— Exercise aim —
The answer should consist of every line in the material below that has the word "this".
——
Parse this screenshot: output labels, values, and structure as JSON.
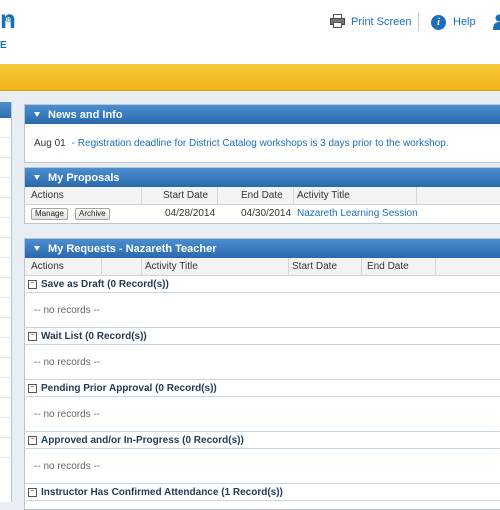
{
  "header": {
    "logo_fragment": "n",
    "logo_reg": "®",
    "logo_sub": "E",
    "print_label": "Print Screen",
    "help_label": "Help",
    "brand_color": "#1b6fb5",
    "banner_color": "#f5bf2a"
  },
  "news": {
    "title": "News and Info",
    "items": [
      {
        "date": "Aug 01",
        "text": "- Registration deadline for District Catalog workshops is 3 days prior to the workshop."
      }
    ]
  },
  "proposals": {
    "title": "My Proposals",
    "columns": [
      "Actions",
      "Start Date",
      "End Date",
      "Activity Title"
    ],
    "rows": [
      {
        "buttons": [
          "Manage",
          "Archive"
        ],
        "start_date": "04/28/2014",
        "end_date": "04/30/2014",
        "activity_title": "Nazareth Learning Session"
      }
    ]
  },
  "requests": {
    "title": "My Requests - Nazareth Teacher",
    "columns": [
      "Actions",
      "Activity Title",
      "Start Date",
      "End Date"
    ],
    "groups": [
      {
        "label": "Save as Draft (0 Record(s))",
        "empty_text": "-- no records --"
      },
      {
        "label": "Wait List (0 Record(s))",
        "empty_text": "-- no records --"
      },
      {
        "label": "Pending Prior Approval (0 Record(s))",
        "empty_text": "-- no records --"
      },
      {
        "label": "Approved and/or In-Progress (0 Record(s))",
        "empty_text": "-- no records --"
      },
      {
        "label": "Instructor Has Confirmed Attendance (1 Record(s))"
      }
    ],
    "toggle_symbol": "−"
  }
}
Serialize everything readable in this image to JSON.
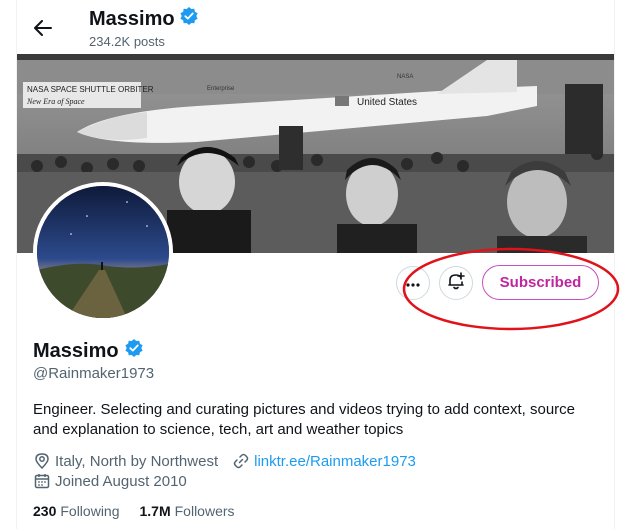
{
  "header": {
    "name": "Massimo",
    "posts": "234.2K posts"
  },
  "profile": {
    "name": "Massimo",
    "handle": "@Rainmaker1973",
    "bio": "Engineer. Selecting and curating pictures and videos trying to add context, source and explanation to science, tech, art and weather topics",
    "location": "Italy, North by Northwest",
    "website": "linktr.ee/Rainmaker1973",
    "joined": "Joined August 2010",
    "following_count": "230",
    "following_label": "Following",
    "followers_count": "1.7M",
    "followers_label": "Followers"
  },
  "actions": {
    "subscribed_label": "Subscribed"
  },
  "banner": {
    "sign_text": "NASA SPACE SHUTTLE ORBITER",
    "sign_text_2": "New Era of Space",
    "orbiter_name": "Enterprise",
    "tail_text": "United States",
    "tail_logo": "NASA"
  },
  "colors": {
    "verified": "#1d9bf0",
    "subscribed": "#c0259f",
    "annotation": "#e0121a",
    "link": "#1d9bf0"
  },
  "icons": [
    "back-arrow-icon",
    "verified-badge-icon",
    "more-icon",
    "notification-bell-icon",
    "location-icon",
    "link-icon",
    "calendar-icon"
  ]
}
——
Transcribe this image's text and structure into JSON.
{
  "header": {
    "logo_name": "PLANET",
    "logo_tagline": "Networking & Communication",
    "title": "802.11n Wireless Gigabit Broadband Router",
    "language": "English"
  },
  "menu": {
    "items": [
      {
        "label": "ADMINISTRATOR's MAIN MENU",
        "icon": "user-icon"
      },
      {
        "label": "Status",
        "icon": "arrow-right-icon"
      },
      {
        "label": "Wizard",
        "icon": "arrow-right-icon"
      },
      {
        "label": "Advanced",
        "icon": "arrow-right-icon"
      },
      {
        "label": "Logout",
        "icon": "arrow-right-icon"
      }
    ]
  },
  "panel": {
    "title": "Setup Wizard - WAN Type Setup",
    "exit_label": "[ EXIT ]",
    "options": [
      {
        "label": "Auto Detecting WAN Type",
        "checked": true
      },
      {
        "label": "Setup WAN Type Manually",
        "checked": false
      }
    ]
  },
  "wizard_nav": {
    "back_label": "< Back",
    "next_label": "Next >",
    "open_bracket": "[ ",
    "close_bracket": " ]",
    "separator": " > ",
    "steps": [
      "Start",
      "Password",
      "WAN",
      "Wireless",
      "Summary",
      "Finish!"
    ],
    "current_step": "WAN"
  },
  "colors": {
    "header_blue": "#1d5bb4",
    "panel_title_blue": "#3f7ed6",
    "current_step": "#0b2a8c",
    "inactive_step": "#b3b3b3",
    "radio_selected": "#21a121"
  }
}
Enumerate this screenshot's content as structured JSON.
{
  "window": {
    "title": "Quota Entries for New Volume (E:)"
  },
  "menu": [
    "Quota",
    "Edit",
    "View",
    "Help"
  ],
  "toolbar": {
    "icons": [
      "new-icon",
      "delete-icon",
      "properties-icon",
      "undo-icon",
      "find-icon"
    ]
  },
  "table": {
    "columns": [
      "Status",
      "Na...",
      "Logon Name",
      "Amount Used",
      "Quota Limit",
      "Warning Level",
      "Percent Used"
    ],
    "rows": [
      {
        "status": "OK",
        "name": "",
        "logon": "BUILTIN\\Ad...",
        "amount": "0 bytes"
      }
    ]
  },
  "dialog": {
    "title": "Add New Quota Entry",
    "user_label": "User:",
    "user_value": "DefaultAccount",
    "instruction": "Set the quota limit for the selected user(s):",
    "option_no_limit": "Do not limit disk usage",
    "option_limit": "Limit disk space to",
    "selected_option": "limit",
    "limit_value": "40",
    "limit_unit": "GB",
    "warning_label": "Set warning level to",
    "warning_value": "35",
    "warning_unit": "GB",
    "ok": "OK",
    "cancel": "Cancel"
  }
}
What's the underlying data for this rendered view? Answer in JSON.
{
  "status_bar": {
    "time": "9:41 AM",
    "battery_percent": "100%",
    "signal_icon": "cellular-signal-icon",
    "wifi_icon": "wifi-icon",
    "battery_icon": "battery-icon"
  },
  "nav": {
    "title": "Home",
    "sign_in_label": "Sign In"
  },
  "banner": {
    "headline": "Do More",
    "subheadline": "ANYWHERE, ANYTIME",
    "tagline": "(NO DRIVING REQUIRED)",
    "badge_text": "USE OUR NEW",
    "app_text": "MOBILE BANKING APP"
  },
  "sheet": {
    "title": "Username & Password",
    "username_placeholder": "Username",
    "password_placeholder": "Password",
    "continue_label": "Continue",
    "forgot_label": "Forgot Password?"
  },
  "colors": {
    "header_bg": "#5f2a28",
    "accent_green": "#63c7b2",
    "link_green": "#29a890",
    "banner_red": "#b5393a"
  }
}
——
— Problem solution —
Parse this screenshot: output labels, values, and structure as JSON.
Serialize everything readable in this image to JSON.
Transcribe this image's text and structure into JSON.
Enumerate this screenshot's content as structured JSON.
What's the underlying data for this rendered view? Answer in JSON.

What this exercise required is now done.